The most effective approach to goal-setting is to base your number on your pipeline, not a pre-determined amount based on your level or role. Begin the goal-setting process by reviewing your pipeline to identify a realistic but aggressive goal for dollars raised (cash and pledges) for your next year. In particular, you should look at prospects in a Solicited or Ready to Solicit status, and perhaps those in Cultivation or Stewardship status that will be ready for an ask in the next year. From this review, you will be able to identify those prospects who will be asked for a gift in the next year and the anticipated amount of each gift. This becomes the basis for your goal for dollars raised.
For the purpose of this blog, let’s use $100,000 as a goal for dollars raised. Read more »
Donor Programs Officer, War Child
You’re drawing a blank. You’ve just been asked by your director, or board, for recommendations on the upcoming campaign, and you were sure you had a great idea two weeks ago, but now… nothing.

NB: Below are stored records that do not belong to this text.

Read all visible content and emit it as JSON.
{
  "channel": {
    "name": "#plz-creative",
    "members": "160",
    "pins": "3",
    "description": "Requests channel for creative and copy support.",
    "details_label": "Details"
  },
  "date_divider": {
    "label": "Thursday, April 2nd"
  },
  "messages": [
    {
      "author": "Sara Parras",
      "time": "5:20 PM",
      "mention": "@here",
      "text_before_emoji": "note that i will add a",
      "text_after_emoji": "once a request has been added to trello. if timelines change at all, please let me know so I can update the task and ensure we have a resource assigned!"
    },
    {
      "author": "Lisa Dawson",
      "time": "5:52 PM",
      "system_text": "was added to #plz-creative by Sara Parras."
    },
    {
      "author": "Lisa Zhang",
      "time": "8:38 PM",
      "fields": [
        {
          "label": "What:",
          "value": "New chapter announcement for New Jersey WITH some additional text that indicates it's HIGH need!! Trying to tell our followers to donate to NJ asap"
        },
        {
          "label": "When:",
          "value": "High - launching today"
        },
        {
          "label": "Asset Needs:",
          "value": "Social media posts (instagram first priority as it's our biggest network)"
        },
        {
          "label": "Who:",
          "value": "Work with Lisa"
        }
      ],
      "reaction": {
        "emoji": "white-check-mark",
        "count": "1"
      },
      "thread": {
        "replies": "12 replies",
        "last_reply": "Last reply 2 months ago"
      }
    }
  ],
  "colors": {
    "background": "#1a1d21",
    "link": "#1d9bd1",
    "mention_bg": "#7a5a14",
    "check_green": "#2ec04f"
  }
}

We’ve all been there. Don’t worry, you’re not on your own. The AFP Greater Toronto Chapter Blog is here to help!
We’re excited and proud to tell you that over the next few months we’ll be sharing blog posts from 2012 Congress speakers on a variety of topics, including: major gifts, donor stewardship, communications, social media, planned giving and many more.
Read more »
Leah Eustace, CFRE
Principal and Managing Partner, Good Works
Here are my top eight tips for getting the most out of your Congress experience…using twitter!
- You don’t have to be on Twitter to follow the conversation. Congress has its own hashtag (#afpcongress) and the conversation is already heating up. What’s a hashtag? It’s basically a way of labeling tweets so that they can be easily found. Starting now, add Monitter as a tab on your web browser. Type “afpcongress” in the search bar and, voila, you’re monitoring the conversation. For those twitter pros out there, you can also add #afpcongress as a separate column in Hootsuite and Tweetdeck.
- See an #afpcongress tweet that begs a question? Does someone have a point of view that you disagree with? Don’t be shy, just jump in and join the conversation. Read more »